- Opening Delimiter -

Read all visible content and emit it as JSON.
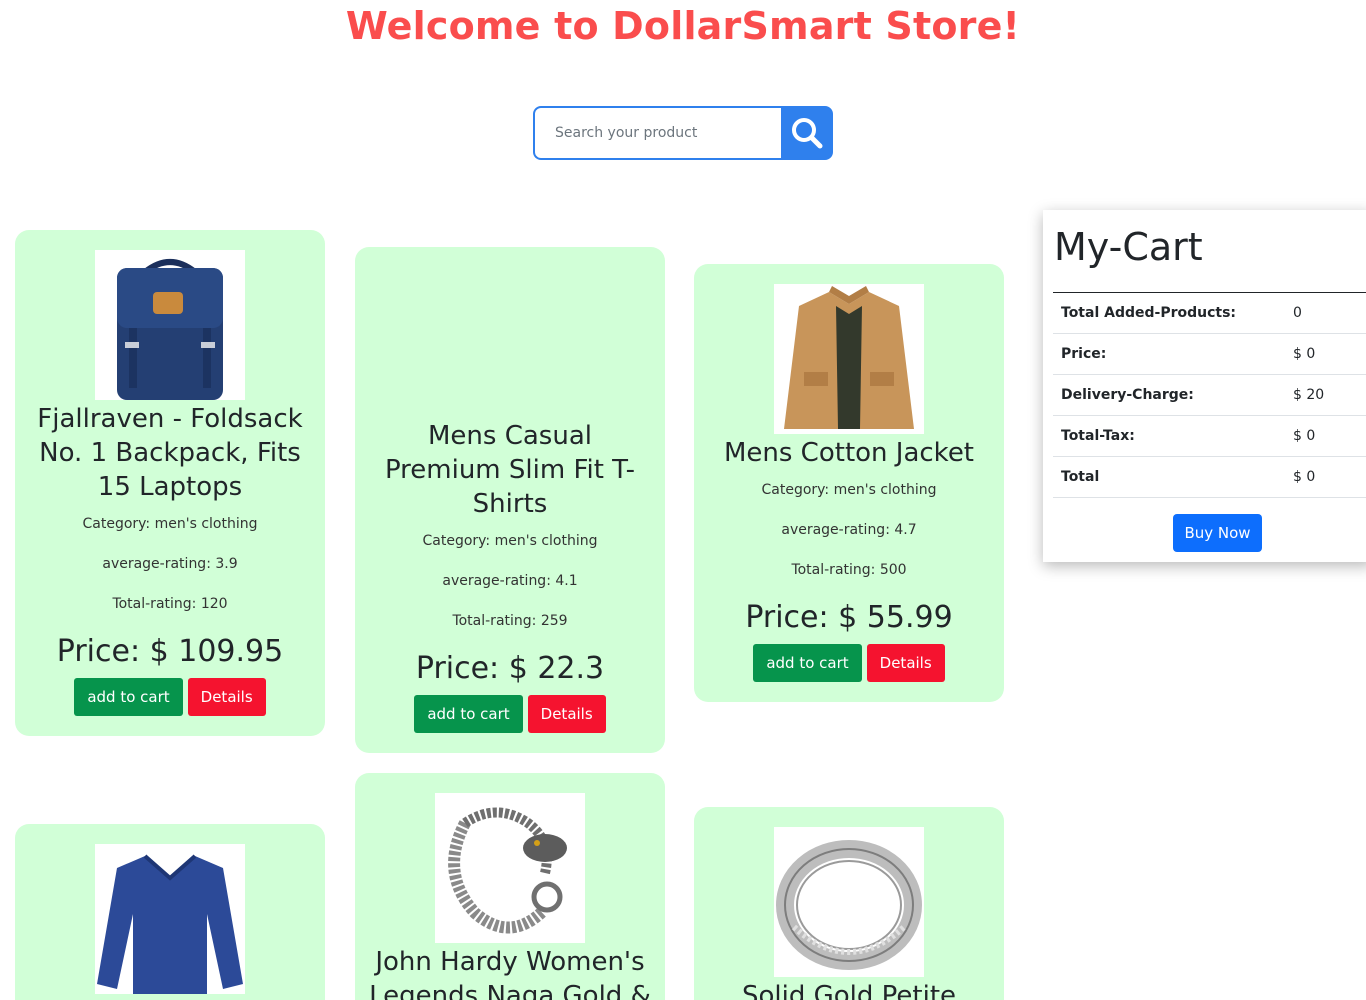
{
  "header": {
    "title": "Welcome to DollarSmart Store!"
  },
  "search": {
    "placeholder": "Search your product"
  },
  "labels": {
    "add_to_cart": "add to cart",
    "details": "Details"
  },
  "products": [
    {
      "name": "Fjallraven - Foldsack No. 1 Backpack, Fits 15 Laptops",
      "category": "Category: men's clothing",
      "avg_rating": "average-rating: 3.9",
      "total_rating": "Total-rating: 120",
      "price": "Price: $ 109.95"
    },
    {
      "name": "Mens Casual Premium Slim Fit T-Shirts",
      "category": "Category: men's clothing",
      "avg_rating": "average-rating: 4.1",
      "total_rating": "Total-rating: 259",
      "price": "Price: $ 22.3"
    },
    {
      "name": "Mens Cotton Jacket",
      "category": "Category: men's clothing",
      "avg_rating": "average-rating: 4.7",
      "total_rating": "Total-rating: 500",
      "price": "Price: $ 55.99"
    },
    {
      "name": ""
    },
    {
      "name": "John Hardy Women's Legends Naga Gold &"
    },
    {
      "name": "Solid Gold Petite"
    }
  ],
  "cart": {
    "title": "My-Cart",
    "rows": [
      {
        "label": "Total Added-Products:",
        "value": "0"
      },
      {
        "label": "Price:",
        "value": "$ 0"
      },
      {
        "label": "Delivery-Charge:",
        "value": "$ 20"
      },
      {
        "label": "Total-Tax:",
        "value": "$ 0"
      },
      {
        "label": "Total",
        "value": "$ 0"
      }
    ],
    "buy_label": "Buy Now"
  }
}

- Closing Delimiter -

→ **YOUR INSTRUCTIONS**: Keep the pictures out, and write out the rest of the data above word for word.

→ **EXERCISE SOLUTION**:
Read all visible content and emit it as JSON.
{
  "header": {
    "title": "Welcome to DollarSmart Store!"
  },
  "search": {
    "placeholder": "Search your product"
  },
  "labels": {
    "add_to_cart": "add to cart",
    "details": "Details"
  },
  "products": [
    {
      "name": "Fjallraven - Foldsack No. 1 Backpack, Fits 15 Laptops",
      "category": "Category: men's clothing",
      "avg_rating": "average-rating: 3.9",
      "total_rating": "Total-rating: 120",
      "price": "Price: $ 109.95"
    },
    {
      "name": "Mens Casual Premium Slim Fit T-Shirts",
      "category": "Category: men's clothing",
      "avg_rating": "average-rating: 4.1",
      "total_rating": "Total-rating: 259",
      "price": "Price: $ 22.3"
    },
    {
      "name": "Mens Cotton Jacket",
      "category": "Category: men's clothing",
      "avg_rating": "average-rating: 4.7",
      "total_rating": "Total-rating: 500",
      "price": "Price: $ 55.99"
    },
    {
      "name": ""
    },
    {
      "name": "John Hardy Women's Legends Naga Gold &"
    },
    {
      "name": "Solid Gold Petite"
    }
  ],
  "cart": {
    "title": "My-Cart",
    "rows": [
      {
        "label": "Total Added-Products:",
        "value": "0"
      },
      {
        "label": "Price:",
        "value": "$ 0"
      },
      {
        "label": "Delivery-Charge:",
        "value": "$ 20"
      },
      {
        "label": "Total-Tax:",
        "value": "$ 0"
      },
      {
        "label": "Total",
        "value": "$ 0"
      }
    ],
    "buy_label": "Buy Now"
  }
}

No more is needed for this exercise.